**Work instructions**
The records that follow are to be repeated exactly, without any pictures.

[Interface dataset entries]

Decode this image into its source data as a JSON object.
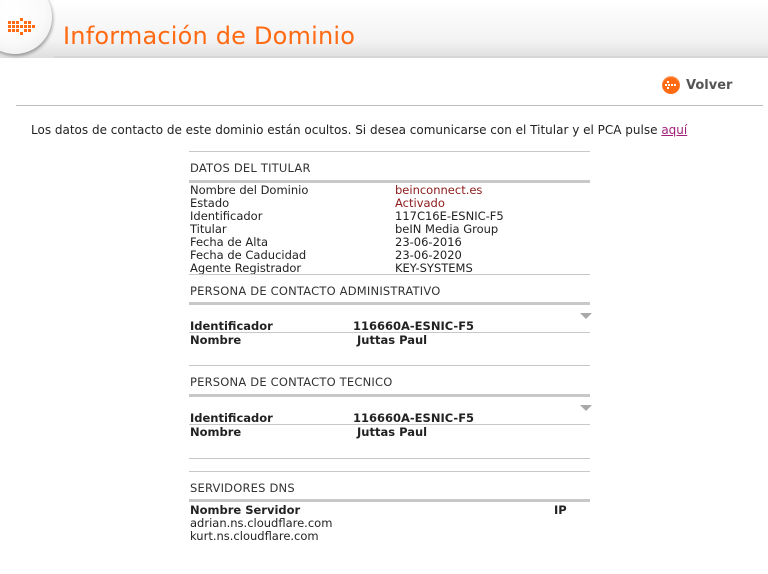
{
  "header": {
    "title": "Información de Dominio",
    "icon": "arrow-right-icon"
  },
  "back": {
    "label": "Volver",
    "icon": "arrow-left-icon"
  },
  "notice": {
    "text": "Los datos de contacto de este dominio están ocultos. Si desea comunicarse con el Titular y el PCA pulse",
    "link": "aquí"
  },
  "titular": {
    "title": "DATOS DEL TITULAR",
    "rows": [
      {
        "label": "Nombre del Dominio",
        "value": "beinconnect.es"
      },
      {
        "label": "Estado",
        "value": "Activado"
      },
      {
        "label": "Identificador",
        "value": "117C16E-ESNIC-F5"
      },
      {
        "label": "Titular",
        "value": "beIN Media Group"
      },
      {
        "label": "Fecha de Alta",
        "value": "23-06-2016"
      },
      {
        "label": "Fecha de Caducidad",
        "value": "23-06-2020"
      },
      {
        "label": "Agente Registrador",
        "value": "KEY-SYSTEMS"
      }
    ]
  },
  "admin_contact": {
    "title": "PERSONA DE CONTACTO ADMINISTRATIVO",
    "id_label": "Identificador",
    "id_value": "116660A-ESNIC-F5",
    "name_label": "Nombre",
    "name_value": "Juttas Paul"
  },
  "tech_contact": {
    "title": "PERSONA DE CONTACTO TECNICO",
    "id_label": "Identificador",
    "id_value": "116660A-ESNIC-F5",
    "name_label": "Nombre",
    "name_value": "Juttas Paul"
  },
  "dns": {
    "title": "SERVIDORES DNS",
    "col_name": "Nombre Servidor",
    "col_ip": "IP",
    "servers": [
      "adrian.ns.cloudflare.com",
      "kurt.ns.cloudflare.com"
    ]
  },
  "colors": {
    "accent": "#ff6a13",
    "value_red": "#8b1a1a",
    "link": "#a0207a"
  }
}
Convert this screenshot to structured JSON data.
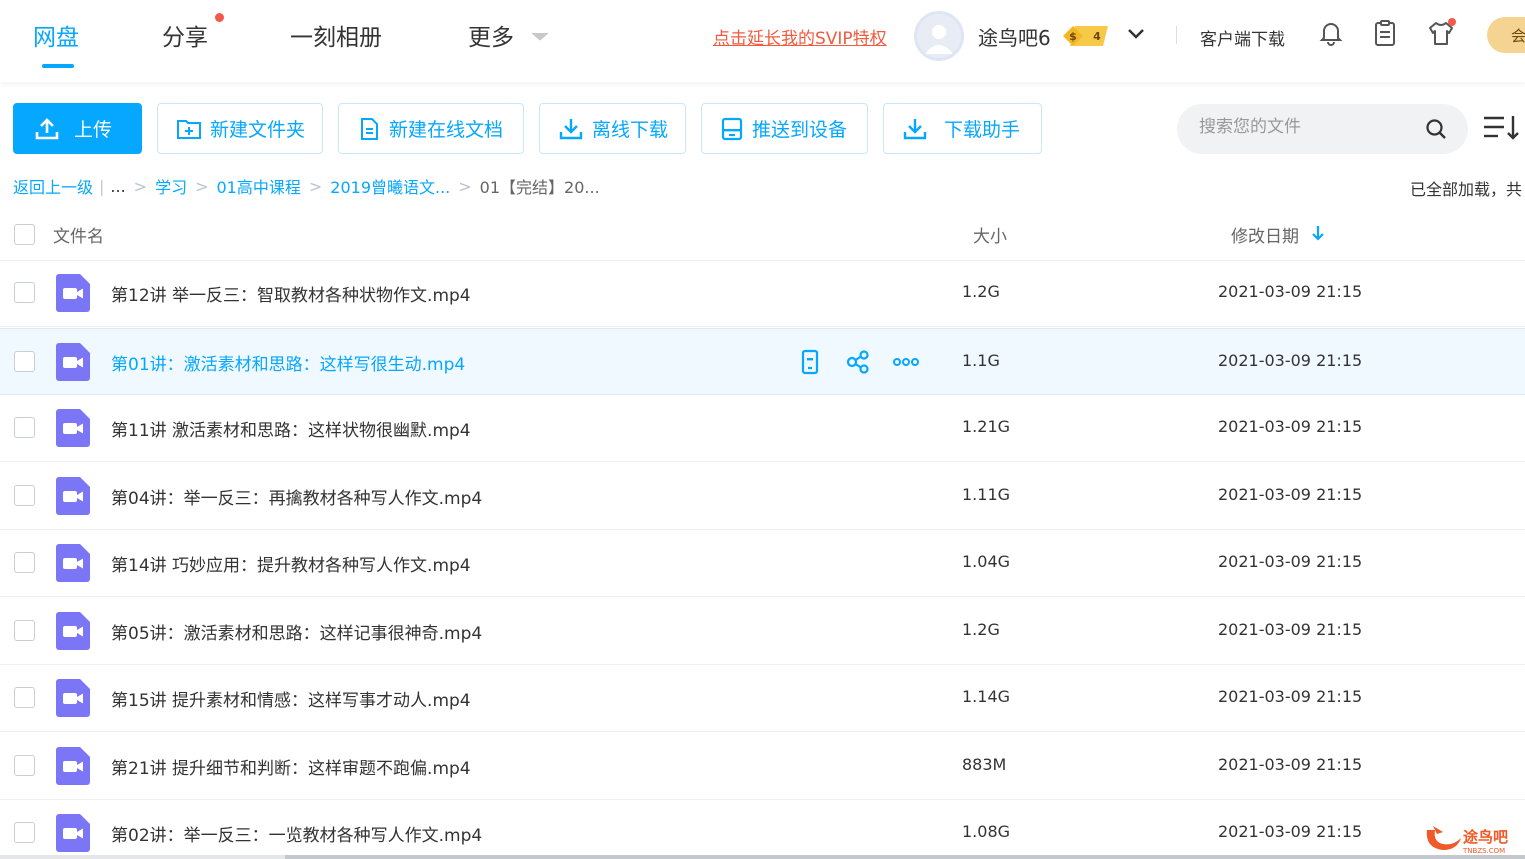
{
  "nav": {
    "tabs": [
      {
        "label": "网盘",
        "active": true
      },
      {
        "label": "分享",
        "badge": true
      },
      {
        "label": "一刻相册"
      },
      {
        "label": "更多"
      }
    ],
    "svip_link": "点击延长我的SVIP特权",
    "user": {
      "name": "途鸟吧6",
      "vip_level": "4"
    },
    "client_download": "客户端下载",
    "vip_pill": "会"
  },
  "toolbar": {
    "upload": "上传",
    "new_folder": "新建文件夹",
    "new_doc": "新建在线文档",
    "offline_download": "离线下载",
    "push_device": "推送到设备",
    "download_helper": "下载助手",
    "search_placeholder": "搜索您的文件"
  },
  "breadcrumb": {
    "back": "返回上一级",
    "ellipsis": "...",
    "items": [
      "学习",
      "01高中课程",
      "2019曾曦语文..."
    ],
    "current": "01【完结】20...",
    "loaded_note": "已全部加载，共"
  },
  "table": {
    "headers": {
      "name": "文件名",
      "size": "大小",
      "date": "修改日期"
    },
    "rows": [
      {
        "name": "第12讲 举一反三：智取教材各种状物作文.mp4",
        "size": "1.2G",
        "date": "2021-03-09 21:15"
      },
      {
        "name": "第01讲：激活素材和思路：这样写很生动.mp4",
        "size": "1.1G",
        "date": "2021-03-09 21:15",
        "hover": true
      },
      {
        "name": "第11讲 激活素材和思路：这样状物很幽默.mp4",
        "size": "1.21G",
        "date": "2021-03-09 21:15"
      },
      {
        "name": "第04讲：举一反三：再擒教材各种写人作文.mp4",
        "size": "1.11G",
        "date": "2021-03-09 21:15"
      },
      {
        "name": "第14讲 巧妙应用：提升教材各种写人作文.mp4",
        "size": "1.04G",
        "date": "2021-03-09 21:15"
      },
      {
        "name": "第05讲：激活素材和思路：这样记事很神奇.mp4",
        "size": "1.2G",
        "date": "2021-03-09 21:15"
      },
      {
        "name": "第15讲 提升素材和情感：这样写事才动人.mp4",
        "size": "1.14G",
        "date": "2021-03-09 21:15"
      },
      {
        "name": "第21讲 提升细节和判断：这样审题不跑偏.mp4",
        "size": "883M",
        "date": "2021-03-09 21:15"
      },
      {
        "name": "第02讲：举一反三：一览教材各种写人作文.mp4",
        "size": "1.08G",
        "date": "2021-03-09 21:15"
      }
    ]
  },
  "watermark": {
    "text": "途鸟吧",
    "sub": "TNBZS.COM"
  },
  "colors": {
    "accent": "#06a7ff",
    "video_icon": "#7b76f5",
    "svip_red": "#f25a3d",
    "hover_row": "#f0f9ff"
  }
}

**Solution to the exercise**
Decode this image into its source data as a JSON object.
{
  "header": {
    "title": "Información de Dominio",
    "icon": "arrow-right-icon"
  },
  "back": {
    "label": "Volver",
    "icon": "arrow-left-icon"
  },
  "notice": {
    "text": "Los datos de contacto de este dominio están ocultos. Si desea comunicarse con el Titular y el PCA pulse",
    "link": "aquí"
  },
  "titular": {
    "title": "DATOS DEL TITULAR",
    "rows": [
      {
        "label": "Nombre del Dominio",
        "value": "beinconnect.es"
      },
      {
        "label": "Estado",
        "value": "Activado"
      },
      {
        "label": "Identificador",
        "value": "117C16E-ESNIC-F5"
      },
      {
        "label": "Titular",
        "value": "beIN Media Group"
      },
      {
        "label": "Fecha de Alta",
        "value": "23-06-2016"
      },
      {
        "label": "Fecha de Caducidad",
        "value": "23-06-2020"
      },
      {
        "label": "Agente Registrador",
        "value": "KEY-SYSTEMS"
      }
    ]
  },
  "admin_contact": {
    "title": "PERSONA DE CONTACTO ADMINISTRATIVO",
    "id_label": "Identificador",
    "id_value": "116660A-ESNIC-F5",
    "name_label": "Nombre",
    "name_value": "Juttas Paul"
  },
  "tech_contact": {
    "title": "PERSONA DE CONTACTO TECNICO",
    "id_label": "Identificador",
    "id_value": "116660A-ESNIC-F5",
    "name_label": "Nombre",
    "name_value": "Juttas Paul"
  },
  "dns": {
    "title": "SERVIDORES DNS",
    "col_name": "Nombre Servidor",
    "col_ip": "IP",
    "servers": [
      "adrian.ns.cloudflare.com",
      "kurt.ns.cloudflare.com"
    ]
  },
  "colors": {
    "accent": "#ff6a13",
    "value_red": "#8b1a1a",
    "link": "#a0207a"
  }
}
Convert this screenshot to structured JSON data.
{
  "nav": {
    "tabs": [
      {
        "label": "网盘",
        "active": true
      },
      {
        "label": "分享",
        "badge": true
      },
      {
        "label": "一刻相册"
      },
      {
        "label": "更多"
      }
    ],
    "svip_link": "点击延长我的SVIP特权",
    "user": {
      "name": "途鸟吧6",
      "vip_level": "4"
    },
    "client_download": "客户端下载",
    "vip_pill": "会"
  },
  "toolbar": {
    "upload": "上传",
    "new_folder": "新建文件夹",
    "new_doc": "新建在线文档",
    "offline_download": "离线下载",
    "push_device": "推送到设备",
    "download_helper": "下载助手",
    "search_placeholder": "搜索您的文件"
  },
  "breadcrumb": {
    "back": "返回上一级",
    "ellipsis": "...",
    "items": [
      "学习",
      "01高中课程",
      "2019曾曦语文..."
    ],
    "current": "01【完结】20...",
    "loaded_note": "已全部加载，共"
  },
  "table": {
    "headers": {
      "name": "文件名",
      "size": "大小",
      "date": "修改日期"
    },
    "rows": [
      {
        "name": "第12讲 举一反三：智取教材各种状物作文.mp4",
        "size": "1.2G",
        "date": "2021-03-09 21:15"
      },
      {
        "name": "第01讲：激活素材和思路：这样写很生动.mp4",
        "size": "1.1G",
        "date": "2021-03-09 21:15",
        "hover": true
      },
      {
        "name": "第11讲 激活素材和思路：这样状物很幽默.mp4",
        "size": "1.21G",
        "date": "2021-03-09 21:15"
      },
      {
        "name": "第04讲：举一反三：再擒教材各种写人作文.mp4",
        "size": "1.11G",
        "date": "2021-03-09 21:15"
      },
      {
        "name": "第14讲 巧妙应用：提升教材各种写人作文.mp4",
        "size": "1.04G",
        "date": "2021-03-09 21:15"
      },
      {
        "name": "第05讲：激活素材和思路：这样记事很神奇.mp4",
        "size": "1.2G",
        "date": "2021-03-09 21:15"
      },
      {
        "name": "第15讲 提升素材和情感：这样写事才动人.mp4",
        "size": "1.14G",
        "date": "2021-03-09 21:15"
      },
      {
        "name": "第21讲 提升细节和判断：这样审题不跑偏.mp4",
        "size": "883M",
        "date": "2021-03-09 21:15"
      },
      {
        "name": "第02讲：举一反三：一览教材各种写人作文.mp4",
        "size": "1.08G",
        "date": "2021-03-09 21:15"
      }
    ]
  },
  "watermark": {
    "text": "途鸟吧",
    "sub": "TNBZS.COM"
  },
  "colors": {
    "accent": "#06a7ff",
    "video_icon": "#7b76f5",
    "svip_red": "#f25a3d",
    "hover_row": "#f0f9ff"
  }
}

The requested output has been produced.